The game play is easy and instinctive; anyone can figure out how to play in a matter of seconds. You explore the odd dimension of the art gallery and your single goal is to find your way back to reality. You must work through relatively simple puzzles in order to advance your pace in the game.

It would be boring to do this game alone in silence. So, even if you don’t have anyone in real life to play with, the game provides you with two characters by the name of Garry and Mary for company. The reason behind their presence is ultimately for the option of having five endings to the game. When either Garry or Mary speaks to you or gives you room to reply you must make a tactful decision in your dialogue or action. You must be very mindful of what options you pick in the game because they determine the endings that you will receive.

Although Ib has a typical escape/survival goal, you learn about the characters and the sacrifices that they must make along the story. Given the time you have to know these characters they end up developing quite well and you are able to get a good grasp of their plights and intentions.

If you dislike games that scare the wits out of you such as Slender or Amnesia (at least they scare the wits out of me) don’t be put off by the fact that it has “horror” in the title. I’m easily scared by a numerous amount of things and typically won’t touch the genre at all. However, with Ib, I am able to play and function properly. This game is brought into creation with RpgMaker 2000/2003 a pixel-based game creator, so even if it may have some unsettling themes it’s not terrifying at all. After all, how bad could pixels be?

Ib is appreciated by a niche following on the Internet and a lot of art is inspired and illustrated based on the game. The concept is interesting and refreshing and many find the characters endearing. The graphics and art presented in the game are both nothing to gawk at– even the game play seems to be overly simplified but obviously people like it for a reason. Hopefully you will find the same interest I have in the concept and the development and thoroughly enjoy the game.

I would recommend this game to anyone with the slightest interest. It only takes about two hours to do a full game play run. It provides you with a simple setting, a twisted art gallery where creations are literally brought to life. The characters are engaging and the game play is simple enough so you can focus on the detail of the plot and story. Above all, it’s paced well and it ends before it gets mundane and boring– leaving you with a good impression. If anything, it’s great to do as a pastime if you want to attempt something short and new. You can download the game in English from the first link given when you Google “ib english download”).

Be warned, when you are in one of the early rooms, Ib will pick up a “storybook drawn in crayon,” and it will crash your game under normal circumstances.
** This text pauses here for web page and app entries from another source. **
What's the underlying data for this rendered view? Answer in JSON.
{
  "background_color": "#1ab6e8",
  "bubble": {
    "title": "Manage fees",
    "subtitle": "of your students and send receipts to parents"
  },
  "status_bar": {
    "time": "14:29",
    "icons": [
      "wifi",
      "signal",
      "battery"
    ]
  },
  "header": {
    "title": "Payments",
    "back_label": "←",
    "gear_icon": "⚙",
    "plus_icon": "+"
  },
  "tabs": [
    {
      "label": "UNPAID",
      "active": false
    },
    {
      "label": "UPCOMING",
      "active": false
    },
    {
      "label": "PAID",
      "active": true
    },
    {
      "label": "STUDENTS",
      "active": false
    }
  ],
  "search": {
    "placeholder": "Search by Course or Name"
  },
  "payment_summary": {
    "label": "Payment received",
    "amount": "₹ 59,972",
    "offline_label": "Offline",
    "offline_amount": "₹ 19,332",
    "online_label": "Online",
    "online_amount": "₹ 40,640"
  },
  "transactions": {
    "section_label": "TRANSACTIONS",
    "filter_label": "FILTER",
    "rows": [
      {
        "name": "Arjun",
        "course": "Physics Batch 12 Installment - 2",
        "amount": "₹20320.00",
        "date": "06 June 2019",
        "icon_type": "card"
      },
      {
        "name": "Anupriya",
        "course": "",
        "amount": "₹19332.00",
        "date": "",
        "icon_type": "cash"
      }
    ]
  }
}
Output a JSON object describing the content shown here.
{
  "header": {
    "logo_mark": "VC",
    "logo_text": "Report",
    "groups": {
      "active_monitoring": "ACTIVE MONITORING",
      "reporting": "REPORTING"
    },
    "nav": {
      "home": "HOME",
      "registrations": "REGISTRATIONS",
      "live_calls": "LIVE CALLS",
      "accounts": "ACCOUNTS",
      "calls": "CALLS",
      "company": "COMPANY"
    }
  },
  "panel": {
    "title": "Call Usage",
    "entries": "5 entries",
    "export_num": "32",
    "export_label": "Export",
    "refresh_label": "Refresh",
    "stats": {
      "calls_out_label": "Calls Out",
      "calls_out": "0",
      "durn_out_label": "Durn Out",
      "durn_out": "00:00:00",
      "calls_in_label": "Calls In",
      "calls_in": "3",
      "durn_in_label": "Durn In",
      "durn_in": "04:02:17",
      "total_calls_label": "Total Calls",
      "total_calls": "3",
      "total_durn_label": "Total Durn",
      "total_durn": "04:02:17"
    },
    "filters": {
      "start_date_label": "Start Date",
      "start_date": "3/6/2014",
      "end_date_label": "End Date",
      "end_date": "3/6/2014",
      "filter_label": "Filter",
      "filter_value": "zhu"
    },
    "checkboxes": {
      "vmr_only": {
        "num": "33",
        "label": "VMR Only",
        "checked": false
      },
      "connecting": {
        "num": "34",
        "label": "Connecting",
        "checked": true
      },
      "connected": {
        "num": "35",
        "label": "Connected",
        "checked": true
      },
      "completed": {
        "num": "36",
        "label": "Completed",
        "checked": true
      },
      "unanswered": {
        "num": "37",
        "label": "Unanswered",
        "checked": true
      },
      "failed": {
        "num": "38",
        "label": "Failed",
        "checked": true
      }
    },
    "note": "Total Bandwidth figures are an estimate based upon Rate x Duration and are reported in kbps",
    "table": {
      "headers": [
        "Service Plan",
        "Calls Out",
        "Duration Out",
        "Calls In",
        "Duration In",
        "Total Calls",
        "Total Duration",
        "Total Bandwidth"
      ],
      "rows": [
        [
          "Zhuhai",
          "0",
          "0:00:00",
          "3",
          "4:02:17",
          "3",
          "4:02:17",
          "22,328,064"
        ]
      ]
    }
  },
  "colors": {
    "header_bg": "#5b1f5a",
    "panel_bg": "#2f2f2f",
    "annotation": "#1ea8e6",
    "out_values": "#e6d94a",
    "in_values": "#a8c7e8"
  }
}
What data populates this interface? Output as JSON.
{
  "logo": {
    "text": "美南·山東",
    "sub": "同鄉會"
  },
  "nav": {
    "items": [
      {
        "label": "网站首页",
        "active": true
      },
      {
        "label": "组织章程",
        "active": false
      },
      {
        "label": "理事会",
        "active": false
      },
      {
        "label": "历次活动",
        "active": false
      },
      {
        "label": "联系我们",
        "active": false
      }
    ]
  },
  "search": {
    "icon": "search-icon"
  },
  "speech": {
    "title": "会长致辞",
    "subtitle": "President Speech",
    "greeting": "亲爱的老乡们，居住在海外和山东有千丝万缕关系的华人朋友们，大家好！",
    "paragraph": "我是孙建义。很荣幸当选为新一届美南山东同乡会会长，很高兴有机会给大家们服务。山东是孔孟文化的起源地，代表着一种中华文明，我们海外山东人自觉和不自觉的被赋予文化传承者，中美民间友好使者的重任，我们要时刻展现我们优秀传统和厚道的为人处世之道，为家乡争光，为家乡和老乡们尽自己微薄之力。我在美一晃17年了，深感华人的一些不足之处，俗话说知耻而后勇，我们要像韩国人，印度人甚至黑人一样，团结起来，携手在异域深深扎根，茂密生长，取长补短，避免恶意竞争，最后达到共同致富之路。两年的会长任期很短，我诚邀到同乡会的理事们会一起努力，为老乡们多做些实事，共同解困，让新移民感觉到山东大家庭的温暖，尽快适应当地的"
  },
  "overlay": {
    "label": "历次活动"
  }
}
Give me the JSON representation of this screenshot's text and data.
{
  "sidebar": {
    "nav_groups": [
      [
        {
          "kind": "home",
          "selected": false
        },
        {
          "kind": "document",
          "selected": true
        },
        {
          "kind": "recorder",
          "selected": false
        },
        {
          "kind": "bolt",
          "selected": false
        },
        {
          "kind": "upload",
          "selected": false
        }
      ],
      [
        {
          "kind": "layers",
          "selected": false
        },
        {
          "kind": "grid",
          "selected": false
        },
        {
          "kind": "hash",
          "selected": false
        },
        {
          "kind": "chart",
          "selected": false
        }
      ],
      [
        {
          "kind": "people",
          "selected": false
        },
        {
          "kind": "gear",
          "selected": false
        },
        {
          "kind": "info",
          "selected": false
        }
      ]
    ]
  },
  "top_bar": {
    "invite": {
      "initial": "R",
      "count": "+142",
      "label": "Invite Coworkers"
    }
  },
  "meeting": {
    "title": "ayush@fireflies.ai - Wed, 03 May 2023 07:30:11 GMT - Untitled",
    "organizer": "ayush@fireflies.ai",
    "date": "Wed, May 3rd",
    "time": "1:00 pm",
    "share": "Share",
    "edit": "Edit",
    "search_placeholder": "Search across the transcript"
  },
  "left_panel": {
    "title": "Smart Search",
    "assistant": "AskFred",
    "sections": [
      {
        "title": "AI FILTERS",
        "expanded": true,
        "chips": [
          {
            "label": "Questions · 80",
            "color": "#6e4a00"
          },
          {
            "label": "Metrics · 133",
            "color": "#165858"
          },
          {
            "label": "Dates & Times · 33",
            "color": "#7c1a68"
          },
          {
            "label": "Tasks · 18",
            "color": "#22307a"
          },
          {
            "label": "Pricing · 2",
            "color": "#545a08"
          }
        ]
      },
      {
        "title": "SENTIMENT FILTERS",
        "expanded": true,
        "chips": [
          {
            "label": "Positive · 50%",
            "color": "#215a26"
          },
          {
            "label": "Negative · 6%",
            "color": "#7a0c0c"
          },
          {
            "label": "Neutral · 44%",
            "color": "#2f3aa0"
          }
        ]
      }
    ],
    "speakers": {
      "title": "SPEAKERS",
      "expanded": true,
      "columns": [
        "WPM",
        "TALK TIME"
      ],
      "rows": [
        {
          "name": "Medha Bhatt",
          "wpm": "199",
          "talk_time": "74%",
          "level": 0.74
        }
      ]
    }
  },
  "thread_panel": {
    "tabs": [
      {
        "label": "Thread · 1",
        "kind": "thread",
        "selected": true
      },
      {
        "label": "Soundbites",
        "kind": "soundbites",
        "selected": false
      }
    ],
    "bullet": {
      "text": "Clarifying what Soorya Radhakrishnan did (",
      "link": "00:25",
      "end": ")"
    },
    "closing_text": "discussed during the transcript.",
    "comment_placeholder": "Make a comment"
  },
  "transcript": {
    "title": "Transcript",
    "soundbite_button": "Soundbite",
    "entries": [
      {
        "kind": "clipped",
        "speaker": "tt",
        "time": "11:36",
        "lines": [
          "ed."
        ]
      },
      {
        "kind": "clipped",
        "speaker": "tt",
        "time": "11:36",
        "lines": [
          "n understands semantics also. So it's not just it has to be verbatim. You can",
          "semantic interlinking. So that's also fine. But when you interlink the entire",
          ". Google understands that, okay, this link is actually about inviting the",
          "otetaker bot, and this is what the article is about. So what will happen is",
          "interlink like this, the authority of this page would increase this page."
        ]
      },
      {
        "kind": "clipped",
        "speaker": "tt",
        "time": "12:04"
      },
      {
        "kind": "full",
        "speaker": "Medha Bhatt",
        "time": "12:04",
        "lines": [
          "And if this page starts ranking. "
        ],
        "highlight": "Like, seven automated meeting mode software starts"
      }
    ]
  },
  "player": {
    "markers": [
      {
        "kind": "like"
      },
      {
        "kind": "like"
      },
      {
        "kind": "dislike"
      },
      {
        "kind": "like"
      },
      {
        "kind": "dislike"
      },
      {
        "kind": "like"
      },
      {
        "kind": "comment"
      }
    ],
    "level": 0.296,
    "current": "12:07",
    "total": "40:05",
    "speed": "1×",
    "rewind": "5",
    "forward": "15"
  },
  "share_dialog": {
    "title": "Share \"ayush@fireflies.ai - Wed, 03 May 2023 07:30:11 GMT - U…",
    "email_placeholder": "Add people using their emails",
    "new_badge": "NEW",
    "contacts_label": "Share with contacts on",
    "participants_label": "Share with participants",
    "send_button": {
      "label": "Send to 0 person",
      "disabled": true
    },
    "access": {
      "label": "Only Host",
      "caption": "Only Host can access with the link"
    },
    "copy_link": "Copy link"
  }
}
Don’t be frustrated– there is a simple solution. Before you read it, press F4 on your keyboard to minimize your window and the game will be able to process the animated storybook that follows. Press F4 afterwards to return your window to full screen and there you are! You can enjoy the rest of your adventure in Guertena’s world.

The horror themes are portrayed very effectively with the simple graphics, subtle sound effects, and eerie music box backing track. It’s perfect for people like me who have a masochistic, morbid curiosity in horror concepts but aren’t desiring any nightmare fuel. Ib is a short and satisfying game that even the most anxious people can play and can be appreciated by the bravest.